At what age
should you take your children skiing?
watched multicoloured snakes of tiny children on the ski slopes, many parents
are desperate to take their own offspring skiing. They have this idea of what
fun it would be to glide elegantly en
famille down the blue runs, their grateful children glowing with health and
grinning from ear to ear...
It can happen like that, and when it does
there’s nothing better, but there’s a lot of work along the way before you
arrive at that stage.
can start to ski a little at two, if they are confident, co-ordinated and
relatively fearless. Boys seem to take to it earlier than girls, perhaps
because they don’t have the intelligence to imagine how much careering into a
tree could hurt! But you need good weather, good snow, a very gentle nursery
slope and lots of time and patience, one to one. They can manage about an hour

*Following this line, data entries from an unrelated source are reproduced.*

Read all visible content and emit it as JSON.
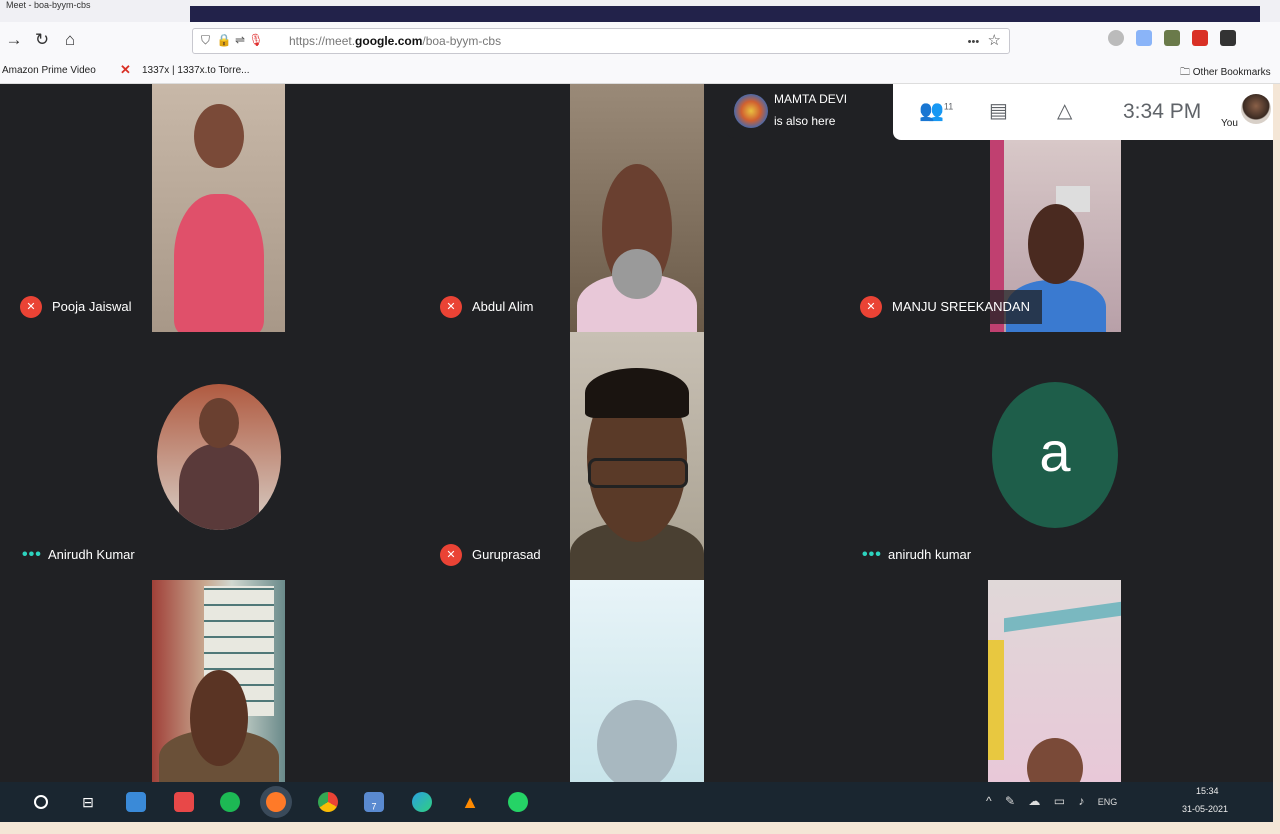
{
  "browser": {
    "tab_title": "Meet - boa-byym-cbs",
    "url_prefix": "https://meet.",
    "url_domain": "google.com",
    "url_path": "/boa-byym-cbs",
    "url_more": "•••",
    "bookmarks": {
      "amazon": "Amazon Prime Video",
      "torrent": "1337x | 1337x.to Torre...",
      "other": "Other Bookmarks"
    }
  },
  "meet": {
    "notification": {
      "name": "MAMTA DEVI",
      "sub": "is also here"
    },
    "participants_count": "11",
    "clock": "3:34 PM",
    "you_label": "You",
    "tiles": [
      {
        "name": "Pooja Jaiswal",
        "muted": true
      },
      {
        "name": "Abdul Alim",
        "muted": true
      },
      {
        "name": "MANJU SREEKANDAN",
        "muted": true
      },
      {
        "name": "Anirudh Kumar",
        "muted": false
      },
      {
        "name": "Guruprasad",
        "muted": true
      },
      {
        "name": "anirudh kumar",
        "muted": false,
        "avatar_letter": "a"
      }
    ]
  },
  "taskbar": {
    "tray_lang": "ENG",
    "time": "15:34",
    "date": "31-05-2021",
    "mail_badge": "7"
  },
  "colors": {
    "meet_bg": "#202124",
    "mute_red": "#ea4335",
    "avatar_green": "#1e5e4a",
    "dots_teal": "#2dd4bf"
  }
}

per day, probably at lunchtime, when the weather is warmer and the slopes at
the best preparation for skiing is tobogganing. The combination of speed,
terror and lack of control is good practice. Beware, however: sledges are
faster and more dangerous than skis. You need to pick your slope very
When two year olds are ready to start skiing, don’t be fobbed off
imitations of skis: they should have proper little skis and rear-entry
boots, but will not need poles. They must have sunglasses or goggles.
won’t be skiing fast enough to crash hard by themselves, but could
always be fallen
on by a twenty-stone beginner, or hit by a drag lift, so a helmet is
olds will probably start by being pulled along the flat, holding the end of one
of your poles. After half an hour or so they’ll be ready to be carried or
dragged a few yards up a gentle slope, and allowed to slide back into the arms
of Mummy, or someone else in whom they have total confidence (probably not
as young as their third birthday, children can learn to go up the drag lift and
ski back down in gorgeous little parallel turns, though still only for about an
hour per day. A parent can help with the initial stages, such as getting used
to the drag lift. You put one of your skis between the child’s, put the drag
between your own legs, and push the child along with your leg. But most parents
are survival skiers, getting down the piste in spite of their technique, not
because of it. Children learn largely through imitation so they need someone
technically perfect to copy. If you can get an instructor from your own
country, it makes life a lot easier. Children find even practically bilingual
foreigners very confusing.
easiest way for them to learn is with a private instructor per child. This is
very expensive. You can halve the price by sharing the lesson between two
children, but with two tiny beginners an instructor spends most of his time
rushing between them, preventing wipe-outs and tantrums. It costs half as much,
and each child learns a quarter as much and enjoys it a tenth as much! Ski holidays
are expensive, but if you want your children to learn to ski and be happy there
is no alternative to spending a bit more.
your child can get on and off lifts alone, you can start thinking about shared
lessons or even ski school, so long as classes are small and lessons relatively
short. But don’t rush them. Skiing is only meant to be a bit of fun. If they
are as happy tobogganing or building a snowman, let them.
three- or four-year old with, say, twenty hours’ experience on the nursery
slopes can probably manage to ski a green run with his or her parents. And that
will be the proudest moment of your life! And if they don’t get there until
they’re six or eight, who cares? As one Brit living in a ski resort was
recently heard to say, ‘My lad skied red runs at three, blacks at four, bumps
and slalom at five, and got his adult Giant Slalom badge at six. But he still
can’t write his own name!”